What you have to do
What the task needs is every record repeated exactly, nothing more.

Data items
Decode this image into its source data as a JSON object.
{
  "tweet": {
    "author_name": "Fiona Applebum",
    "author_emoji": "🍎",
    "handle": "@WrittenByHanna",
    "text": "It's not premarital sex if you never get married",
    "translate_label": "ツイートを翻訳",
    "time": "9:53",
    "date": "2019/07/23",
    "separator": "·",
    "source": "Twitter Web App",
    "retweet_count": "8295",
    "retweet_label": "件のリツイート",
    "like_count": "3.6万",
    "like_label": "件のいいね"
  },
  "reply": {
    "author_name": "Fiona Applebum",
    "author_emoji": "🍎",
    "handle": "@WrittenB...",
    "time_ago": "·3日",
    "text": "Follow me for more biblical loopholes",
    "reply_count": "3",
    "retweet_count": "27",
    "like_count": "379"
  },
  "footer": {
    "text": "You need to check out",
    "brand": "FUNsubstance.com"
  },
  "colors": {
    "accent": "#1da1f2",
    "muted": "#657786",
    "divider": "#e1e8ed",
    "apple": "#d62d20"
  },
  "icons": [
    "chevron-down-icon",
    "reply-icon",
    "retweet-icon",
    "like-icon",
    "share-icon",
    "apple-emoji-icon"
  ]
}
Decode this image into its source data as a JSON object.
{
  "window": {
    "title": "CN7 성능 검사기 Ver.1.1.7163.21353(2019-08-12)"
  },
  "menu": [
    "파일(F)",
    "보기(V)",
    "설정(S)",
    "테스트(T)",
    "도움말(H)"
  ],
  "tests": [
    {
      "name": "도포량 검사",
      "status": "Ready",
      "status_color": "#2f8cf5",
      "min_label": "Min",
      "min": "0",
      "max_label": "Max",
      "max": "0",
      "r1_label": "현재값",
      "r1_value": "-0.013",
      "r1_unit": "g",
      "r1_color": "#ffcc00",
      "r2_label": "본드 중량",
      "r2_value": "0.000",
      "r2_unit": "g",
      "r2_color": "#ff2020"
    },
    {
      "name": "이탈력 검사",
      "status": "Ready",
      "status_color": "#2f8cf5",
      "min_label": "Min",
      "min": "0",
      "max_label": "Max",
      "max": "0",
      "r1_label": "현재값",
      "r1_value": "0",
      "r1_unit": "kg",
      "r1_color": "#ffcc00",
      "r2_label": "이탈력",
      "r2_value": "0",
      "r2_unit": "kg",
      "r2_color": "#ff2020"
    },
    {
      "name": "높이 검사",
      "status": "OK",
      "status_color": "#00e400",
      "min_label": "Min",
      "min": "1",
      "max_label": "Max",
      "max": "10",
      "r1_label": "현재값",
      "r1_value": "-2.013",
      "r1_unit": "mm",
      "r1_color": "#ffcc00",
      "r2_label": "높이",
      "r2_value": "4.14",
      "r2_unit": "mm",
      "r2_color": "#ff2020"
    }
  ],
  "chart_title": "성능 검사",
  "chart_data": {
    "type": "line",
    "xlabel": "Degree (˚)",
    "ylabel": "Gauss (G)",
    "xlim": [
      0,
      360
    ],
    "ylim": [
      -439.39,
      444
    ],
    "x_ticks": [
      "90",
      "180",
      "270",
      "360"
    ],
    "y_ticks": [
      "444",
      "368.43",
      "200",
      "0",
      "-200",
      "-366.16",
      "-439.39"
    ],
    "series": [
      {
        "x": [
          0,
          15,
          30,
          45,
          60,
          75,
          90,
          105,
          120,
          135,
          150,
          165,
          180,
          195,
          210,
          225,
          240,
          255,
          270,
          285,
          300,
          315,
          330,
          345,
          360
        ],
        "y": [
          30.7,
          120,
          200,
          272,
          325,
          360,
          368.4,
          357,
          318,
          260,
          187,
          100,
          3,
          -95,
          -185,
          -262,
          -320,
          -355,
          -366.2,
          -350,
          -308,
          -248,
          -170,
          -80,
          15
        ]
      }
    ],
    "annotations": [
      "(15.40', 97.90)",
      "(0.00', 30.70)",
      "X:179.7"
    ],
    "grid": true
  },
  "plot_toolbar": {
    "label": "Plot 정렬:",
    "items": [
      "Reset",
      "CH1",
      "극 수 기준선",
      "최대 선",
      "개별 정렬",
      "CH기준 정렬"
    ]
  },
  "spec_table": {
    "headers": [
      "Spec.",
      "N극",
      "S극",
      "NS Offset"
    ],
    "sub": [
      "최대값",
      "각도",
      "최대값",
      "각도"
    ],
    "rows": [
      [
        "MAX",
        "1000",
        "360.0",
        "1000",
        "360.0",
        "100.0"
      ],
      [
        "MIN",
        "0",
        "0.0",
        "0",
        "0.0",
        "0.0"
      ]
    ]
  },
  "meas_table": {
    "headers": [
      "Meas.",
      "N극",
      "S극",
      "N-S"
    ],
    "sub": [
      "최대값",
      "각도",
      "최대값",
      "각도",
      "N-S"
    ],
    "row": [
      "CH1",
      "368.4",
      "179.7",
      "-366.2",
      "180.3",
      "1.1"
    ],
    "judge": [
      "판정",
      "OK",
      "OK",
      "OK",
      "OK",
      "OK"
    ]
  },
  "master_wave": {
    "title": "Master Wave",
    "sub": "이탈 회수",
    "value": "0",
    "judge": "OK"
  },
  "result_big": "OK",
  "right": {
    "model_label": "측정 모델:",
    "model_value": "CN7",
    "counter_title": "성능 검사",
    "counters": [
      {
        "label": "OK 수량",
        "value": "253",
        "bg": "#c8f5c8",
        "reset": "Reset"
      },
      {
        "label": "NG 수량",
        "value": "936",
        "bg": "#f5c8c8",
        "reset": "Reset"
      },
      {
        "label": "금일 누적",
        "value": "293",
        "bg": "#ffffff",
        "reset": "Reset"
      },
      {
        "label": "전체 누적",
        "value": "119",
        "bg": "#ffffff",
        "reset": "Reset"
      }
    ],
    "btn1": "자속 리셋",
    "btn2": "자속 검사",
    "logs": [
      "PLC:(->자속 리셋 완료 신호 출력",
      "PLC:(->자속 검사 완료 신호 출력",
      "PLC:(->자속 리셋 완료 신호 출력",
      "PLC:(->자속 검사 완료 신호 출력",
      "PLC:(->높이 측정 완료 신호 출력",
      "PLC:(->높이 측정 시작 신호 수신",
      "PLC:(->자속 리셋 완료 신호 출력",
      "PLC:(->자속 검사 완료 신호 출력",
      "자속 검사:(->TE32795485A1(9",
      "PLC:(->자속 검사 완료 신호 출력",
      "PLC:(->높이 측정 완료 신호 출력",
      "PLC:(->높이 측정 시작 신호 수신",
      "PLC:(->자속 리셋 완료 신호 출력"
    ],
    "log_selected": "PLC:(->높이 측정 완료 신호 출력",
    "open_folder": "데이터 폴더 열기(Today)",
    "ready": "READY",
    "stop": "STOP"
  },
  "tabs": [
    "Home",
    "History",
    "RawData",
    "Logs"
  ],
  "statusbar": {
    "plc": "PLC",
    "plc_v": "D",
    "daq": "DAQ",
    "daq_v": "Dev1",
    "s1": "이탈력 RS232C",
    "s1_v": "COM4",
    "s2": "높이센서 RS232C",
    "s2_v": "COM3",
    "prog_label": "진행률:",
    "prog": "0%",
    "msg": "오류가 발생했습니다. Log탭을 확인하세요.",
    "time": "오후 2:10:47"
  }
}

Exercise answer
Decode this image into its source data as a JSON object.
{
  "tweet": {
    "author_name": "Fiona Applebum",
    "author_emoji": "🍎",
    "handle": "@WrittenByHanna",
    "text": "It's not premarital sex if you never get married",
    "translate_label": "ツイートを翻訳",
    "time": "9:53",
    "date": "2019/07/23",
    "separator": "·",
    "source": "Twitter Web App",
    "retweet_count": "8295",
    "retweet_label": "件のリツイート",
    "like_count": "3.6万",
    "like_label": "件のいいね"
  },
  "reply": {
    "author_name": "Fiona Applebum",
    "author_emoji": "🍎",
    "handle": "@WrittenB...",
    "time_ago": "·3日",
    "text": "Follow me for more biblical loopholes",
    "reply_count": "3",
    "retweet_count": "27",
    "like_count": "379"
  },
  "footer": {
    "text": "You need to check out",
    "brand": "FUNsubstance.com"
  },
  "colors": {
    "accent": "#1da1f2",
    "muted": "#657786",
    "divider": "#e1e8ed",
    "apple": "#d62d20"
  },
  "icons": [
    "chevron-down-icon",
    "reply-icon",
    "retweet-icon",
    "like-icon",
    "share-icon",
    "apple-emoji-icon"
  ]
}
Decode this image into its source data as a JSON object.
{
  "window": {
    "title": "CN7 성능 검사기 Ver.1.1.7163.21353(2019-08-12)"
  },
  "menu": [
    "파일(F)",
    "보기(V)",
    "설정(S)",
    "테스트(T)",
    "도움말(H)"
  ],
  "tests": [
    {
      "name": "도포량 검사",
      "status": "Ready",
      "status_color": "#2f8cf5",
      "min_label": "Min",
      "min": "0",
      "max_label": "Max",
      "max": "0",
      "r1_label": "현재값",
      "r1_value": "-0.013",
      "r1_unit": "g",
      "r1_color": "#ffcc00",
      "r2_label": "본드 중량",
      "r2_value": "0.000",
      "r2_unit": "g",
      "r2_color": "#ff2020"
    },
    {
      "name": "이탈력 검사",
      "status": "Ready",
      "status_color": "#2f8cf5",
      "min_label": "Min",
      "min": "0",
      "max_label": "Max",
      "max": "0",
      "r1_label": "현재값",
      "r1_value": "0",
      "r1_unit": "kg",
      "r1_color": "#ffcc00",
      "r2_label": "이탈력",
      "r2_value": "0",
      "r2_unit": "kg",
      "r2_color": "#ff2020"
    },
    {
      "name": "높이 검사",
      "status": "OK",
      "status_color": "#00e400",
      "min_label": "Min",
      "min": "1",
      "max_label": "Max",
      "max": "10",
      "r1_label": "현재값",
      "r1_value": "-2.013",
      "r1_unit": "mm",
      "r1_color": "#ffcc00",
      "r2_label": "높이",
      "r2_value": "4.14",
      "r2_unit": "mm",
      "r2_color": "#ff2020"
    }
  ],
  "chart_title": "성능 검사",
  "chart_data": {
    "type": "line",
    "xlabel": "Degree (˚)",
    "ylabel": "Gauss (G)",
    "xlim": [
      0,
      360
    ],
    "ylim": [
      -439.39,
      444
    ],
    "x_ticks": [
      "90",
      "180",
      "270",
      "360"
    ],
    "y_ticks": [
      "444",
      "368.43",
      "200",
      "0",
      "-200",
      "-366.16",
      "-439.39"
    ],
    "series": [
      {
        "x": [
          0,
          15,
          30,
          45,
          60,
          75,
          90,
          105,
          120,
          135,
          150,
          165,
          180,
          195,
          210,
          225,
          240,
          255,
          270,
          285,
          300,
          315,
          330,
          345,
          360
        ],
        "y": [
          30.7,
          120,
          200,
          272,
          325,
          360,
          368.4,
          357,
          318,
          260,
          187,
          100,
          3,
          -95,
          -185,
          -262,
          -320,
          -355,
          -366.2,
          -350,
          -308,
          -248,
          -170,
          -80,
          15
        ]
      }
    ],
    "annotations": [
      "(15.40', 97.90)",
      "(0.00', 30.70)",
      "X:179.7"
    ],
    "grid": true
  },
  "plot_toolbar": {
    "label": "Plot 정렬:",
    "items": [
      "Reset",
      "CH1",
      "극 수 기준선",
      "최대 선",
      "개별 정렬",
      "CH기준 정렬"
    ]
  },
  "spec_table": {
    "headers": [
      "Spec.",
      "N극",
      "S극",
      "NS Offset"
    ],
    "sub": [
      "최대값",
      "각도",
      "최대값",
      "각도"
    ],
    "rows": [
      [
        "MAX",
        "1000",
        "360.0",
        "1000",
        "360.0",
        "100.0"
      ],
      [
        "MIN",
        "0",
        "0.0",
        "0",
        "0.0",
        "0.0"
      ]
    ]
  },
  "meas_table": {
    "headers": [
      "Meas.",
      "N극",
      "S극",
      "N-S"
    ],
    "sub": [
      "최대값",
      "각도",
      "최대값",
      "각도",
      "N-S"
    ],
    "row": [
      "CH1",
      "368.4",
      "179.7",
      "-366.2",
      "180.3",
      "1.1"
    ],
    "judge": [
      "판정",
      "OK",
      "OK",
      "OK",
      "OK",
      "OK"
    ]
  },
  "master_wave": {
    "title": "Master Wave",
    "sub": "이탈 회수",
    "value": "0",
    "judge": "OK"
  },
  "result_big": "OK",
  "right": {
    "model_label": "측정 모델:",
    "model_value": "CN7",
    "counter_title": "성능 검사",
    "counters": [
      {
        "label": "OK 수량",
        "value": "253",
        "bg": "#c8f5c8",
        "reset": "Reset"
      },
      {
        "label": "NG 수량",
        "value": "936",
        "bg": "#f5c8c8",
        "reset": "Reset"
      },
      {
        "label": "금일 누적",
        "value": "293",
        "bg": "#ffffff",
        "reset": "Reset"
      },
      {
        "label": "전체 누적",
        "value": "119",
        "bg": "#ffffff",
        "reset": "Reset"
      }
    ],
    "btn1": "자속 리셋",
    "btn2": "자속 검사",
    "logs": [
      "PLC:(->자속 리셋 완료 신호 출력",
      "PLC:(->자속 검사 완료 신호 출력",
      "PLC:(->자속 리셋 완료 신호 출력",
      "PLC:(->자속 검사 완료 신호 출력",
      "PLC:(->높이 측정 완료 신호 출력",
      "PLC:(->높이 측정 시작 신호 수신",
      "PLC:(->자속 리셋 완료 신호 출력",
      "PLC:(->자속 검사 완료 신호 출력",
      "자속 검사:(->TE32795485A1(9",
      "PLC:(->자속 검사 완료 신호 출력",
      "PLC:(->높이 측정 완료 신호 출력",
      "PLC:(->높이 측정 시작 신호 수신",
      "PLC:(->자속 리셋 완료 신호 출력"
    ],
    "log_selected": "PLC:(->높이 측정 완료 신호 출력",
    "open_folder": "데이터 폴더 열기(Today)",
    "ready": "READY",
    "stop": "STOP"
  },
  "tabs": [
    "Home",
    "History",
    "RawData",
    "Logs"
  ],
  "statusbar": {
    "plc": "PLC",
    "plc_v": "D",
    "daq": "DAQ",
    "daq_v": "Dev1",
    "s1": "이탈력 RS232C",
    "s1_v": "COM4",
    "s2": "높이센서 RS232C",
    "s2_v": "COM3",
    "prog_label": "진행률:",
    "prog": "0%",
    "msg": "오류가 발생했습니다. Log탭을 확인하세요.",
    "time": "오후 2:10:47"
  }
}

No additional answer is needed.